I woke around 7ish and took the most direct route up: straight up the Dinwoody “waterfalls” in front of the mountain and then continuing straight ahead up the Dinwoody Glacier. Unfortunately the snow was still too icy and I was unable to get good footing. I turned around and descended to near the bottom of the Glacier and went left on the mountain until reaching a large mass of 5.0 or 5.1 rocks at the base of the Gooseneck Pinnacle. From there I thought I could work my way around the left of the Pinnacle to the top ridge.
When I got high enough on the Pinnacle to get a look around the left side I realized I had badly misjudged the topography. It was something like a 90 degree drop and unclimbable. Therefore I had to work my way back around to the right. I felt the climbing was getting a little sketchy for me to the right so I descended to descend and try to make my way to the couloir by working through the gap between the top of the glacier and the cliff.
The gap between the top of the glacier and the cliff was wide enough to shuffle along, but it required some care. In some places the gap opened up into a 15-foot drop down under the ice, and one slip could result in being stuck in the gap in a worst-case scenario. If I fell down into the bottom of the glacier I’m quite sure I would never be seen again. On the other hand, I did not want to risk kicking across the top of the glacier as icy as it was, as one slip could send me hundreds of feet down. I was able to shuffle my way horizontally across this bergschrund by jamming one foot against the rock and kicking the other into the inside of the icy snow. When I reached the couloir I was sopping wet.
From the snowy couloir I ventured onto the outside snow and kicked hard all the way up and around until I found sure footing on some rocks. From there it was simply an arduous scramble across the ridge to the peak. I summited around lunchtime.
Upon my return to the couloir I found it soft enough to glissade down on my sneakers while holding a sharp stone for a make-shift ice axe. When I got back to my tent I found the group of four guys next door had failed to summit and had returned to camp after becoming too tired to try again. They were frustrated and now wanted to simply hang out for the next 24 hours before heading back down. It was 2:00 in the afternoon and I decided to break camp and try to hike my way all the way out by dark. I made it about 15 miles before darkness set in and I ended up camping one more night (my third) on the top of “Burro Flats,” a barren tundra at around 11,000 feet elevation.

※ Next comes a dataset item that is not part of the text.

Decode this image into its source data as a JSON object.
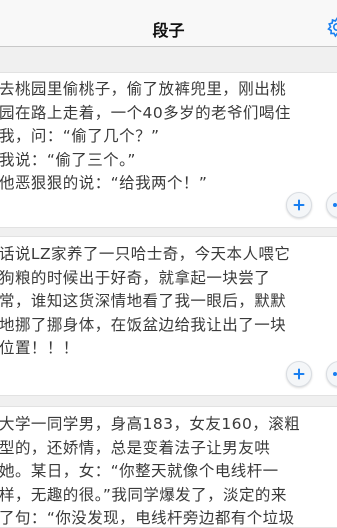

Upon first light I was back on trail and I made it to the trailhead by 8:00 or so. It was a great trip, with great weather. I am now a 44-state highpointer.